Sandwiched between the busy and noisy A4 and A316 out of London is the most magnificent, glorious, divine, beautiful bucolic combination of house, garden and landscape in the entire world.Chiswick Gardens on a sunny, frosty morning © Andre Patterden
I had long admired the work of William Kent for the landscapes he created at Rousham House, and at Stowe and the interiors at Houghton Hall but here on my doorstep in the early 1990’s in West London was a frankly rather unloved and unkempt landscape that still had the bones of greatness. Much has been written about the history of the house and garden and the colourful stories it can tell, here I am purely saying why I love it so muchCrocus flowers in front of Chiswick House © Chiswick House
I entered the imposing stone Burlington Lane gates, to see the 15-metre-high stone Obelisk. I was captivated at the craftmanship, the scale, the decayed elegance and the theatre. The obelisk is centred on a Patte d’oie, or Goose Foot to you and I and gives you four choices of which direction to go. I wanted to walk to the Ionic Temple which was being beautifully framed by an avenue of tall trees. Tilly the dog had seen a squirrel and had other ideas and was off like the wind. I had to follow her though the dense undergrowth of the wilderness areas.A stunning view across the lake to the grotto © Chiswick House
After finding a cricket pitch and some wonderful old Yew trees we came across the Classical bridge which straddles the canal, that Kent had built purposefully not straight and more natural. It is this combination of the formal and the informal that I find so inspiring and that informs the timelessly elegant gardens that I design. The fact that the freed terrapins now mix with native coots and moor hens on the canal is a bonus! I walked for hours that day in total disbelief that something could be so utterly divine and inspiring. I even exhausted the dog…
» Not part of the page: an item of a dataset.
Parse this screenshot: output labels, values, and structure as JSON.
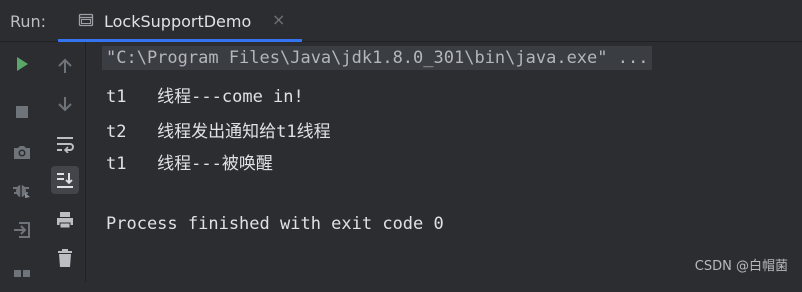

When visiting the 65 acres of gardens and grounds I never seem to take the same paths or follow the same route so approach all the wonderful neo classical features and buildings (too many to list here) from different directions and see different features ever time. You can be lead from cascade to obelisk, amphitheatre to majestic Cedar of Lebanon, to rose garden to conservatory… all the while being surrounded by the classical antiquity created over 300 years ago.The Ionic temple © Paolo Pampolin
I’ll never tire of Chiswick House, the birthplace of the world-famous English Landscape Movement and am so glad that in the 00’s it underwent a massive restoration and is now safe in great hands of the Chiswick House Garden trust and that it is ‘there for everyone everyday’.
I know where I’m off to now…